Excerpted data Start Marker

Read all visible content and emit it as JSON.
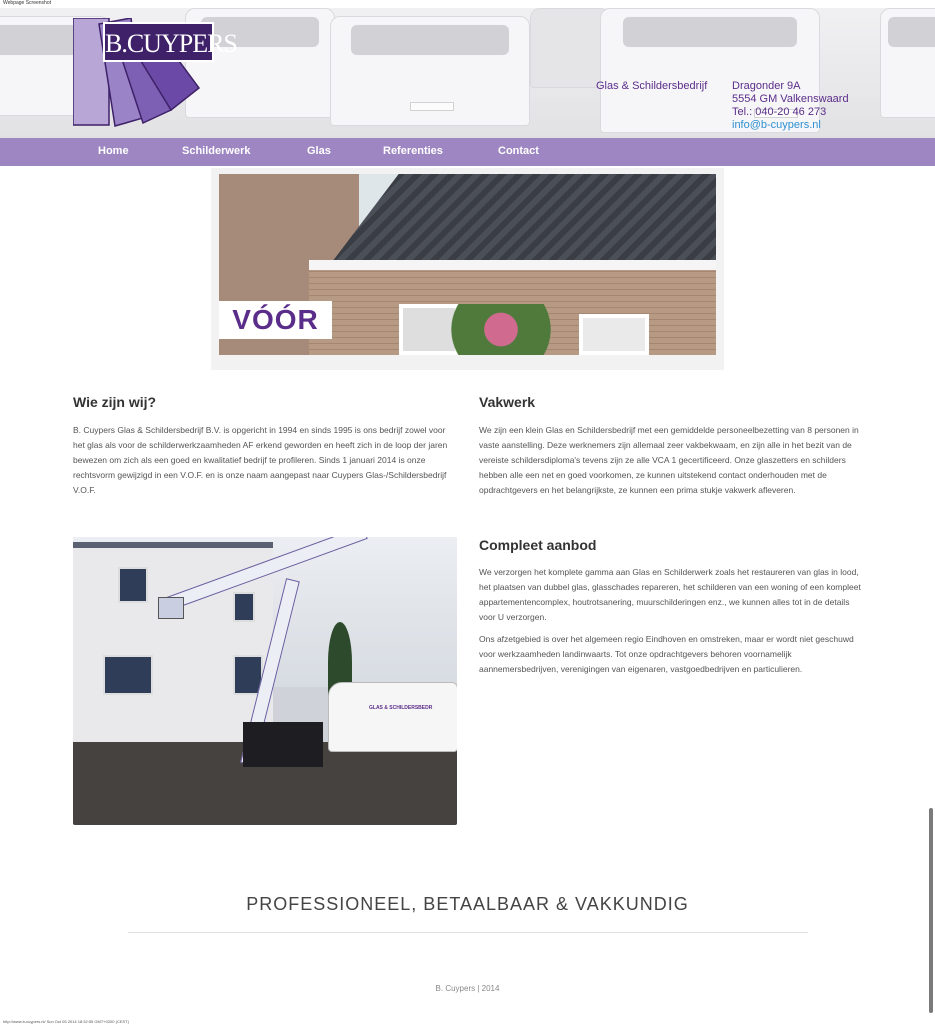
{
  "capture": {
    "title": "Webpage Screenshot",
    "footer": "http://www.b-cuypers.nl/ Sun Oct 05 2014 18:32:55 GMT+0200 (CEST)"
  },
  "header": {
    "logo_text": "B.CUYPERS",
    "tagline": "Glas & Schildersbedrijf",
    "address": {
      "street": "Dragonder 9A",
      "city": "5554 GM Valkenswaard",
      "phone": "Tel.: 040-20 46 273",
      "email": "info@b-cuypers.nl"
    }
  },
  "nav": {
    "items": [
      {
        "label": "Home"
      },
      {
        "label": "Schilderwerk"
      },
      {
        "label": "Glas"
      },
      {
        "label": "Referenties"
      },
      {
        "label": "Contact"
      }
    ]
  },
  "slider": {
    "label": "VÓÓR"
  },
  "sections": {
    "about": {
      "heading": "Wie zijn wij?",
      "text": "B. Cuypers Glas & Schildersbedrijf B.V. is opgericht in 1994 en sinds 1995 is ons bedrijf zowel voor het glas als voor de schilderwerkzaamheden AF erkend geworden en heeft zich in de loop der jaren bewezen om zich als een goed en kwalitatief bedrijf te profileren. Sinds 1 januari 2014 is onze rechtsvorm gewijzigd in een V.O.F. en is onze naam aangepast naar Cuypers Glas-/Schildersbedrijf V.O.F."
    },
    "craft": {
      "heading": "Vakwerk",
      "text": "We zijn een klein Glas en Schildersbedrijf met een gemiddelde personeelbezetting van 8 personen in vaste aanstelling. Deze werknemers zijn allemaal zeer vakbekwaam, en zijn alle in het bezit van de vereiste schildersdiploma's tevens zijn ze alle VCA 1 gecertificeerd. Onze glaszetters en schilders hebben alle een net en goed voorkomen, ze kunnen uitstekend contact onderhouden met de opdrachtgevers en het belangrijkste, ze kunnen een prima stukje vakwerk afleveren."
    },
    "offer": {
      "heading": "Compleet aanbod",
      "text1": "We verzorgen het komplete gamma aan Glas en Schilderwerk zoals het restaureren van glas in lood, het plaatsen van dubbel glas, glasschades repareren, het schilderen van een woning of een kompleet appartementencomplex, houtrotsanering, muurschilderingen enz., we kunnen alles tot in de details voor U verzorgen.",
      "text2": "Ons afzetgebied is over het algemeen regio Eindhoven en omstreken, maar er wordt niet geschuwd voor werkzaamheden landinwaarts. Tot onze opdrachtgevers behoren voornamelijk aannemersbedrijven, verenigingen van eigenaren, vastgoedbedrijven en particulieren."
    }
  },
  "photo": {
    "van_text": "GLAS & SCHILDERSBEDR"
  },
  "footer": {
    "slogan": "PROFESSIONEEL, BETAALBAAR & VAKKUNDIG",
    "copyright": "B. Cuypers | 2014"
  },
  "colors": {
    "brand_purple": "#5b2d8a",
    "nav_bg": "#9d86c2",
    "logo_dark": "#3e2168",
    "link_blue": "#2f8fd1"
  }
}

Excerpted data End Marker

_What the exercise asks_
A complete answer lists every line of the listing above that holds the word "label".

_Exercise result_
        "label": "Home"
        "label": "Schilderwerk"
        "label": "Glas"
        "label": "Referenties"
        "label": "Contact"
    "label": "VÓÓR"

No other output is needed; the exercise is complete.